If the “blackout” ability comes from a non-breathable material, it could mean no breeze finds your bed when the summer heat comes. Most window dressings should disclose if they’re suitable for blackout, but the breathability will be for you to decide. Here’s a hint: Blow through it. Can you feel your air on the other side?
Kick the clutter
The less clutter you have around you, the easier it will be to drift off, on a couple levels.
Everything we own has an emotional value attached to it, whether it’s a rock from your first anniversary on a moonlit Cabo beach or a stuffed teddy from childhood. The more we cram into our bedrooms, the more we’re allowing subconscious moments to replay, and it’s distracting when we head to bed. Less is more when it comes to our sleep zone.
Clutter is also unhealthy, period.
If you or your partner snores in a cluttered bedroom, it could be a dust allergy acting up. It doesn’t take a lot for dust to hide, and the more knick-knacks around you, the less you can control it.
Clear the clutter, control dust with regular cleaning, and breathe easier through the night: A true recipe for great sleep.
Use color and texture
If your bedroom’s well-lit via natural or city lights, and you’re doing the best you can with blinds but are often up at the crack of dawn, you can offset that light by toning things down with paint.
Whether soft, muted shades of greys and blues, or even darker hues like hunter’s green or earthy browns, paint can dial down the “morning has broken” effect in your space and help clear your mind.
Be careful when choosing, because some colors will have the opposite effect you’re after in a bedroom, like bright reds, which seem romantic but might charge you up in all the wrong ways when you’re wanting to decompress.
This ceilings-must-be-white arbitrary rule also makes no sense when you’re making a Sleep Cave.
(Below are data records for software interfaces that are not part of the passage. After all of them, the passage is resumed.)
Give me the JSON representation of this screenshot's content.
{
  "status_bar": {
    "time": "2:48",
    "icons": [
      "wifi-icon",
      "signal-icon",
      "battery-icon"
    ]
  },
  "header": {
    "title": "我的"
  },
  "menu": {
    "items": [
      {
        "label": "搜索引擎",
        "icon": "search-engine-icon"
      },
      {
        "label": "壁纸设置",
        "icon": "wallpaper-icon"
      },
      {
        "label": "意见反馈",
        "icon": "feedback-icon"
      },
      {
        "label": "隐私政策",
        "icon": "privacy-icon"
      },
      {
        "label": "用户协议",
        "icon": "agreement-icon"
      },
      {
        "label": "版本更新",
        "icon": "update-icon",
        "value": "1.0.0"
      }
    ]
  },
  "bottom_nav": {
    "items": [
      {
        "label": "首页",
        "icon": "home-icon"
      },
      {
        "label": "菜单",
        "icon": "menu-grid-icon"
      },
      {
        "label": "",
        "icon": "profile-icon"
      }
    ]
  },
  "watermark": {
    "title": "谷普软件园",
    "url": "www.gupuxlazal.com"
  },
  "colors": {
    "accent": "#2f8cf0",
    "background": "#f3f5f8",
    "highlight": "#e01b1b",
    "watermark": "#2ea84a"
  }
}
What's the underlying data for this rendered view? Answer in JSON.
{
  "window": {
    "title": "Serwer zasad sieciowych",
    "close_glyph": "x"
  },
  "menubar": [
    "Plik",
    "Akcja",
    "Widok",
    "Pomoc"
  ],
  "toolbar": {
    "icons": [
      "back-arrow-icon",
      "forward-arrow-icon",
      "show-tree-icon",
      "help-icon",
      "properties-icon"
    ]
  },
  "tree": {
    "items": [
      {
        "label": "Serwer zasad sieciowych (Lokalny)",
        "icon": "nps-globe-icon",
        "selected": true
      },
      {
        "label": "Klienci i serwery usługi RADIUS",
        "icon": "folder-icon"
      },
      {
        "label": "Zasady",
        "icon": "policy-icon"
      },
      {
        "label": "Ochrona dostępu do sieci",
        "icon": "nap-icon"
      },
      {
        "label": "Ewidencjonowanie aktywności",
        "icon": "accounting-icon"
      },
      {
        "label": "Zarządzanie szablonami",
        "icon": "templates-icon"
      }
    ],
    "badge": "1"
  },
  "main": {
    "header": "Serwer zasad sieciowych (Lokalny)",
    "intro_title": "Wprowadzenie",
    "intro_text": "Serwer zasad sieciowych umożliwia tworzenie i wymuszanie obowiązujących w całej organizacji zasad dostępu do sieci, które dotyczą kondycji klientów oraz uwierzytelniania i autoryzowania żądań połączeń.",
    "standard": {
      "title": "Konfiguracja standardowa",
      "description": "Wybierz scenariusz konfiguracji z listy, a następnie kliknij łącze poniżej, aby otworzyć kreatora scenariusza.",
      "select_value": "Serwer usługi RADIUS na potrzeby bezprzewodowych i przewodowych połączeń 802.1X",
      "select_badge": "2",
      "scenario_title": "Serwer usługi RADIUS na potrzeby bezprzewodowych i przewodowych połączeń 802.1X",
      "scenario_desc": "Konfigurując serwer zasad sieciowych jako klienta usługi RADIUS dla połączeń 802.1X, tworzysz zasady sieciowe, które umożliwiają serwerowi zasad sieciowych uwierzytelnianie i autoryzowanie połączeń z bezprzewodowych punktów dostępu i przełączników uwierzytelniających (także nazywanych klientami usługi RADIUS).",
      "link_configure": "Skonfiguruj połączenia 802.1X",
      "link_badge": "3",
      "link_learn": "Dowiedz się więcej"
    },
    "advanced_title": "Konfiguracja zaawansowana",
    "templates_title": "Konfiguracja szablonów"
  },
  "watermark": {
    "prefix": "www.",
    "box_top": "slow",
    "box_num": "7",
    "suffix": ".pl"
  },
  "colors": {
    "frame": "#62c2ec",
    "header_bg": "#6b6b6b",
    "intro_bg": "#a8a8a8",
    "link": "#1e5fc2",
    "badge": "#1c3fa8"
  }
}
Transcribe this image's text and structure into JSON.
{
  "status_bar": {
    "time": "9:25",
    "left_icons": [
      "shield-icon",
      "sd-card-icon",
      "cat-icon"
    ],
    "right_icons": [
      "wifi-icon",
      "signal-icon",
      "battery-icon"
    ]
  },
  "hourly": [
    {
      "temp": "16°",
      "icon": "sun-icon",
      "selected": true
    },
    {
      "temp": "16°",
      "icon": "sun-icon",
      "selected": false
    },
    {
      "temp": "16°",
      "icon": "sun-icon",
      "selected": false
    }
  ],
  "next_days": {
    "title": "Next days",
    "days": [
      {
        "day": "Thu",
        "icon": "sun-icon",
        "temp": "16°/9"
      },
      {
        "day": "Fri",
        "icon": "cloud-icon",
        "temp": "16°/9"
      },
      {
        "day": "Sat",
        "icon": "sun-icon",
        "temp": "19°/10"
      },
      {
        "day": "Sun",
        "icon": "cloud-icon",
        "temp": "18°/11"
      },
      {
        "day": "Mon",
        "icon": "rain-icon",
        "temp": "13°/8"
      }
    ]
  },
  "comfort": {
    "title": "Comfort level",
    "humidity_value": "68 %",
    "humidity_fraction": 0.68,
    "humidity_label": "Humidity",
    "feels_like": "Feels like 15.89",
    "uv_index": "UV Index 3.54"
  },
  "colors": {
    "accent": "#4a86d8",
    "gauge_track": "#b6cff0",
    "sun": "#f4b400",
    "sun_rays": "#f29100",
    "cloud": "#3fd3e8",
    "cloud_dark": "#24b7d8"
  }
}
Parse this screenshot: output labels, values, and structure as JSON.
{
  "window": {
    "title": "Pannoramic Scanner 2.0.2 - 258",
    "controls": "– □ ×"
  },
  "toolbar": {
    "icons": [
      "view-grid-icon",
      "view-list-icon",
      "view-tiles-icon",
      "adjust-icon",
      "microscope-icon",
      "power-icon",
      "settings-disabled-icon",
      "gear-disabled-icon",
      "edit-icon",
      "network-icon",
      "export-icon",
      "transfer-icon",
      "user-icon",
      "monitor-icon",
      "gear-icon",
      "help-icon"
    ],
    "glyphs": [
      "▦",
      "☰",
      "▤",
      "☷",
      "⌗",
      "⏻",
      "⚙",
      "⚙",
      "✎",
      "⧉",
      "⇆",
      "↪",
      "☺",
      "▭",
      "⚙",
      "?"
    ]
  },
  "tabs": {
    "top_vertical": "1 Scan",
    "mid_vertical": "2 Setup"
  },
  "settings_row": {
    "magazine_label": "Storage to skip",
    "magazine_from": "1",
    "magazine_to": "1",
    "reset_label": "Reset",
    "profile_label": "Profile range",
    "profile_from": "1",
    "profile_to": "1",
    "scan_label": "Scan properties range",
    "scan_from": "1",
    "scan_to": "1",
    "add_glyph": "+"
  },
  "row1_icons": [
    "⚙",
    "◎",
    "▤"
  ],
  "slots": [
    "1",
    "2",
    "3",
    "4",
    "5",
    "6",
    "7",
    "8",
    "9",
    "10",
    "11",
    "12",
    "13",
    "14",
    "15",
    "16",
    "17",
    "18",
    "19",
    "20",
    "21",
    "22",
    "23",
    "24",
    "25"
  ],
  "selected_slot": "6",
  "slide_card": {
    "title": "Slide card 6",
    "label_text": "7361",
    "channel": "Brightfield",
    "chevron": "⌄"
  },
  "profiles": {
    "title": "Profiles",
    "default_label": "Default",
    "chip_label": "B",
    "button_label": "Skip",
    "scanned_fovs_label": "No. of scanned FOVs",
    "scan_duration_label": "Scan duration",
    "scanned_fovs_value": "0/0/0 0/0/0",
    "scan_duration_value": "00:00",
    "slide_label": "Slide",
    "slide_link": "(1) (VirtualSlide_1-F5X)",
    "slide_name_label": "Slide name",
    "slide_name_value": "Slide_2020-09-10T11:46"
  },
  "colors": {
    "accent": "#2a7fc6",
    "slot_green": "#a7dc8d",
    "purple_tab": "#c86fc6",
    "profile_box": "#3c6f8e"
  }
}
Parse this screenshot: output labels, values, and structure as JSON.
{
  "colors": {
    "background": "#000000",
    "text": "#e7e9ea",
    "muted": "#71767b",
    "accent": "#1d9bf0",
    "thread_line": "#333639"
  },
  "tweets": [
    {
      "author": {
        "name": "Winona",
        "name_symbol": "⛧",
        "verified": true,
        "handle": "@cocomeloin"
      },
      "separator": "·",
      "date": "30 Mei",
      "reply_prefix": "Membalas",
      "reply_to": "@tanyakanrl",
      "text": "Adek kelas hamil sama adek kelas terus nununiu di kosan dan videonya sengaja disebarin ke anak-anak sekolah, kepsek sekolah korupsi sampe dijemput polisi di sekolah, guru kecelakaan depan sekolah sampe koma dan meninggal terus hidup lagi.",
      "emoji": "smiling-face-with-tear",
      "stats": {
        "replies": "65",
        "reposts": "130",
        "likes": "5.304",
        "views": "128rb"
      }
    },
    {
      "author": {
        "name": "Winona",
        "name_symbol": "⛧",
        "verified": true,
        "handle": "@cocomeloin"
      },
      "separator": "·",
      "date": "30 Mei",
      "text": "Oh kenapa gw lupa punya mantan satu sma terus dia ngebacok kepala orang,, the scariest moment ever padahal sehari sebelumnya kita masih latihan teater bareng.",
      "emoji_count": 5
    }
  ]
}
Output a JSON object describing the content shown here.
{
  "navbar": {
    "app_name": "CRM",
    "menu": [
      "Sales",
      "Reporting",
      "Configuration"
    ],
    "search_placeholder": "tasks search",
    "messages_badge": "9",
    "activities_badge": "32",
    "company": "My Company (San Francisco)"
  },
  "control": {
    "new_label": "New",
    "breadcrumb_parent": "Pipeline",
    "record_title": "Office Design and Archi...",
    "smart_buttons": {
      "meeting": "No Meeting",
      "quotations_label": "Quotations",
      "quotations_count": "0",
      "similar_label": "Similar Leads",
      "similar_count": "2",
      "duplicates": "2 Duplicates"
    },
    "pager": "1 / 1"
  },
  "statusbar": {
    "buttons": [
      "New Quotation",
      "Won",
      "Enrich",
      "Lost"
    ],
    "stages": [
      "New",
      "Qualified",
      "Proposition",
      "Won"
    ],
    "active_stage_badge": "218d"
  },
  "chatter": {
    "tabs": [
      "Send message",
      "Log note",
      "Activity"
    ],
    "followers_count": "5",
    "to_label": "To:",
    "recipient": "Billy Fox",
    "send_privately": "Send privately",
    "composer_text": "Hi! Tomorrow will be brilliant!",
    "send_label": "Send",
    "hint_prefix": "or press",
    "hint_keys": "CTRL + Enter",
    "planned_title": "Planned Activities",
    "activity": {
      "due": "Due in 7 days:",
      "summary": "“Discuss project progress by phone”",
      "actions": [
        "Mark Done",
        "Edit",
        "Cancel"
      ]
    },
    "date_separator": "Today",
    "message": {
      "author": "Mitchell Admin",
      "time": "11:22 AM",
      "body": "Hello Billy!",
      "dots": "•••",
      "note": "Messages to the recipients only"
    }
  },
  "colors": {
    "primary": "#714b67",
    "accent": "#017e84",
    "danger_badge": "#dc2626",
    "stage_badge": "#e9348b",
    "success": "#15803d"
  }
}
If you want to tone things down, go ahead and paint your ceiling a shade that complements your walls. I guarantee you’ll appreciate it when it comes to sleeping late.
Texture is obviously important when it comes to great sheets, pillows, and throws. It’s not rocket science either. If the textiles are so soft and nice to touch that you want to take a nap, then you’re on the right path. Make sure it won’t pill with laundering, and the Zs will soon be yours.
If you have a lot of city noise or bad neighbors, you can hang ornamental rugs on the wall to act as a buffer and mute your room a little, and also make it cozier. If, however, you have dust allergies, it could be this cure would be worse than the noise.
A bedroom should be for recharging, forgetting about the world, and getting ready to face the next day. A lot of people make the mistake of peppering their bedrooms with photos of all the wrong things: People from their lives.
Life comes with a lot of stress and distractions, and while we love our families and friends, most of them are involved in our stress and distractions in some way, and putting their pictures into our bedrooms can bring a surprising element of subconscious distraction into what should be a Den of Zen.
Instead of photos of loved ones into your bedroom, use it as a place to remember yourself, and display only photos of places you love, things you dream of, or snapshots of you that help you remember who you really are and where you’ve come from.
Have your bedroom be a celebration of you and your passions so you’re at your best when you face your days, and save your family photos for the rest of your home.
Sleep: Results Are All the Reward You Need
“Sleep deprivation is a national epidemic. And it’s killing us,” says this national news headline.
Sleep helps both our cognitive and physical functions, it improves our moods, sustains health, and apparently now might be part of the answer to the weight crisis in America.
If sleep isn’t a priority for you, then it should be.
If a weekend of redecorating your bedroom could improve every area of your life because you’re recharging better with a great sleep on a daily basis, then what are you waiting for?